START Material to process

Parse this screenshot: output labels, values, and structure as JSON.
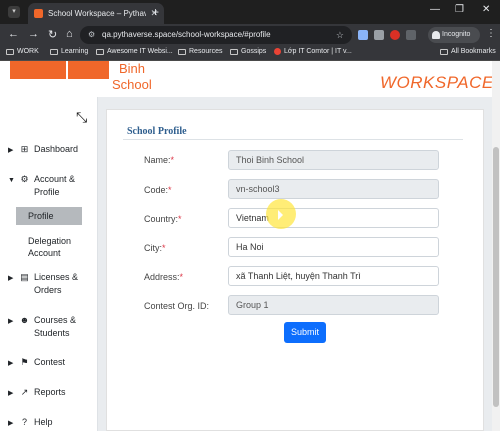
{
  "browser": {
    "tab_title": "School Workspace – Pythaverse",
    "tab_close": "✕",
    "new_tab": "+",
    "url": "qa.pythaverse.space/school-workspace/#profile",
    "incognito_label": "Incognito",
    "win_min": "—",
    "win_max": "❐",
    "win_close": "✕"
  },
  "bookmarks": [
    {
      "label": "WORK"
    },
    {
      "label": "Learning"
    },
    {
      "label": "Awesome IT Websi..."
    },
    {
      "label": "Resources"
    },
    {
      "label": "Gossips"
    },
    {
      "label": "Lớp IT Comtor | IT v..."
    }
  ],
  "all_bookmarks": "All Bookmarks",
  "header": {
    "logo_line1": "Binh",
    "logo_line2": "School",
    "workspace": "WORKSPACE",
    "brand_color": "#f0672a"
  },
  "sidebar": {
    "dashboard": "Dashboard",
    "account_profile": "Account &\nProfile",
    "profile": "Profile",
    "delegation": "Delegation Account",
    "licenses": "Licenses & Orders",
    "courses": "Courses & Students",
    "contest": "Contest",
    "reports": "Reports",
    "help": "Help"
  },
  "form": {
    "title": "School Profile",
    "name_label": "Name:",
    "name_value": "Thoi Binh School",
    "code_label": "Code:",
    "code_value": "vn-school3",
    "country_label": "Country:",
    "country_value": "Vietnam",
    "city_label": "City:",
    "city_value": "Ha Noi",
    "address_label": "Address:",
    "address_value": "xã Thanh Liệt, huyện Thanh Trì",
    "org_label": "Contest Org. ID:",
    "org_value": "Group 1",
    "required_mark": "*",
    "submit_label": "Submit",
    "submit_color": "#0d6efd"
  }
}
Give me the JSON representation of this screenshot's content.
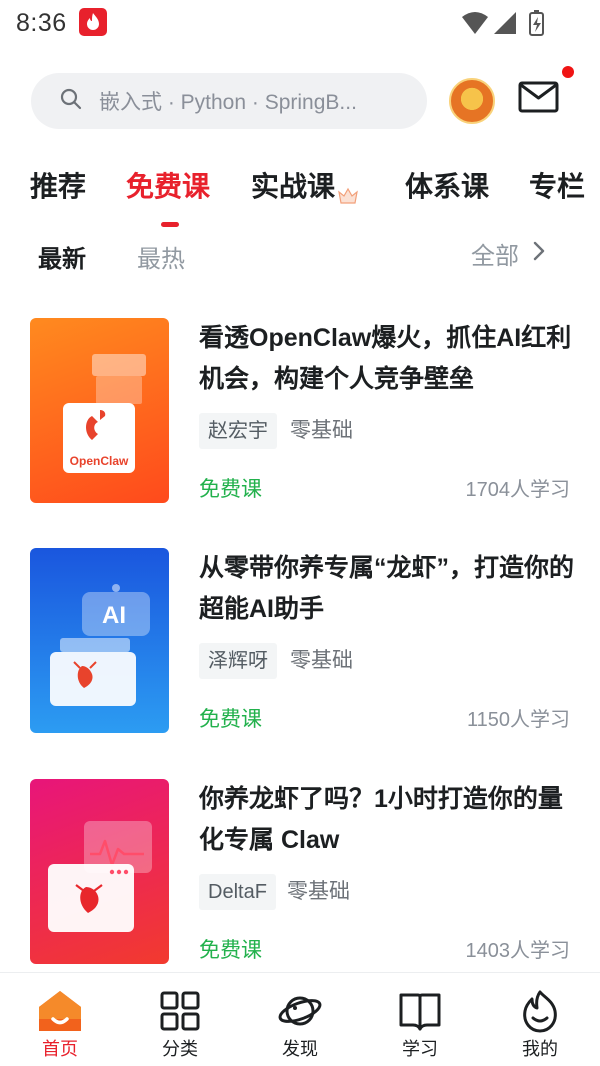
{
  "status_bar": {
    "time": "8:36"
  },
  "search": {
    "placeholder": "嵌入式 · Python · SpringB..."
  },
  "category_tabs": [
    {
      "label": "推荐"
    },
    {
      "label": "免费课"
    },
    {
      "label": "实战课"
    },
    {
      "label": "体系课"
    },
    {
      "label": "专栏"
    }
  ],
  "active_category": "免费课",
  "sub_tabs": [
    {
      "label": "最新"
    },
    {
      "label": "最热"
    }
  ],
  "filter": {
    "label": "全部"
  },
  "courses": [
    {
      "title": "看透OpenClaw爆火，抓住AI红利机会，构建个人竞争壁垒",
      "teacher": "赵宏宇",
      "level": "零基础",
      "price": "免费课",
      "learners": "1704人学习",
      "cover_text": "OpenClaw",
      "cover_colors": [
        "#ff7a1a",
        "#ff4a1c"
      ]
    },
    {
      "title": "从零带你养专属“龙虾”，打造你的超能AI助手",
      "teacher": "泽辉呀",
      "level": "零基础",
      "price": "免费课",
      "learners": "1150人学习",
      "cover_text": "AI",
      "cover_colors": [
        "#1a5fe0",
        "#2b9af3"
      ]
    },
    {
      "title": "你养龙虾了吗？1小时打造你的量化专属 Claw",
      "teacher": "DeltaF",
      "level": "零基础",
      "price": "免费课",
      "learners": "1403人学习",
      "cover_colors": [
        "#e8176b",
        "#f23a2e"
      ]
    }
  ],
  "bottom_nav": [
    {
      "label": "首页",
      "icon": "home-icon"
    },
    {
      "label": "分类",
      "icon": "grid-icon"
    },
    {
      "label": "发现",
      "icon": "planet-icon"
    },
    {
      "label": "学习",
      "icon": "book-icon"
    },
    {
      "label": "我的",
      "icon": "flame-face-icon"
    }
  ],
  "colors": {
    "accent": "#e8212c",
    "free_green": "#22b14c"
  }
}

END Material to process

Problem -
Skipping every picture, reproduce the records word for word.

Solution to this task -
Parse this screenshot: output labels, values, and structure as JSON.
{
  "browser": {
    "tab_title": "School Workspace – Pythaverse",
    "tab_close": "✕",
    "new_tab": "+",
    "url": "qa.pythaverse.space/school-workspace/#profile",
    "incognito_label": "Incognito",
    "win_min": "—",
    "win_max": "❐",
    "win_close": "✕"
  },
  "bookmarks": [
    {
      "label": "WORK"
    },
    {
      "label": "Learning"
    },
    {
      "label": "Awesome IT Websi..."
    },
    {
      "label": "Resources"
    },
    {
      "label": "Gossips"
    },
    {
      "label": "Lớp IT Comtor | IT v..."
    }
  ],
  "all_bookmarks": "All Bookmarks",
  "header": {
    "logo_line1": "Binh",
    "logo_line2": "School",
    "workspace": "WORKSPACE",
    "brand_color": "#f0672a"
  },
  "sidebar": {
    "dashboard": "Dashboard",
    "account_profile": "Account &\nProfile",
    "profile": "Profile",
    "delegation": "Delegation Account",
    "licenses": "Licenses & Orders",
    "courses": "Courses & Students",
    "contest": "Contest",
    "reports": "Reports",
    "help": "Help"
  },
  "form": {
    "title": "School Profile",
    "name_label": "Name:",
    "name_value": "Thoi Binh School",
    "code_label": "Code:",
    "code_value": "vn-school3",
    "country_label": "Country:",
    "country_value": "Vietnam",
    "city_label": "City:",
    "city_value": "Ha Noi",
    "address_label": "Address:",
    "address_value": "xã Thanh Liệt, huyện Thanh Trì",
    "org_label": "Contest Org. ID:",
    "org_value": "Group 1",
    "required_mark": "*",
    "submit_label": "Submit",
    "submit_color": "#0d6efd"
  }
}
Give me the JSON representation of this screenshot's content.
{
  "status_bar": {
    "time": "8:36"
  },
  "search": {
    "placeholder": "嵌入式 · Python · SpringB..."
  },
  "category_tabs": [
    {
      "label": "推荐"
    },
    {
      "label": "免费课"
    },
    {
      "label": "实战课"
    },
    {
      "label": "体系课"
    },
    {
      "label": "专栏"
    }
  ],
  "active_category": "免费课",
  "sub_tabs": [
    {
      "label": "最新"
    },
    {
      "label": "最热"
    }
  ],
  "filter": {
    "label": "全部"
  },
  "courses": [
    {
      "title": "看透OpenClaw爆火，抓住AI红利机会，构建个人竞争壁垒",
      "teacher": "赵宏宇",
      "level": "零基础",
      "price": "免费课",
      "learners": "1704人学习",
      "cover_text": "OpenClaw",
      "cover_colors": [
        "#ff7a1a",
        "#ff4a1c"
      ]
    },
    {
      "title": "从零带你养专属“龙虾”，打造你的超能AI助手",
      "teacher": "泽辉呀",
      "level": "零基础",
      "price": "免费课",
      "learners": "1150人学习",
      "cover_text": "AI",
      "cover_colors": [
        "#1a5fe0",
        "#2b9af3"
      ]
    },
    {
      "title": "你养龙虾了吗？1小时打造你的量化专属 Claw",
      "teacher": "DeltaF",
      "level": "零基础",
      "price": "免费课",
      "learners": "1403人学习",
      "cover_colors": [
        "#e8176b",
        "#f23a2e"
      ]
    }
  ],
  "bottom_nav": [
    {
      "label": "首页",
      "icon": "home-icon"
    },
    {
      "label": "分类",
      "icon": "grid-icon"
    },
    {
      "label": "发现",
      "icon": "planet-icon"
    },
    {
      "label": "学习",
      "icon": "book-icon"
    },
    {
      "label": "我的",
      "icon": "flame-face-icon"
    }
  ],
  "colors": {
    "accent": "#e8212c",
    "free_green": "#22b14c"
  }
}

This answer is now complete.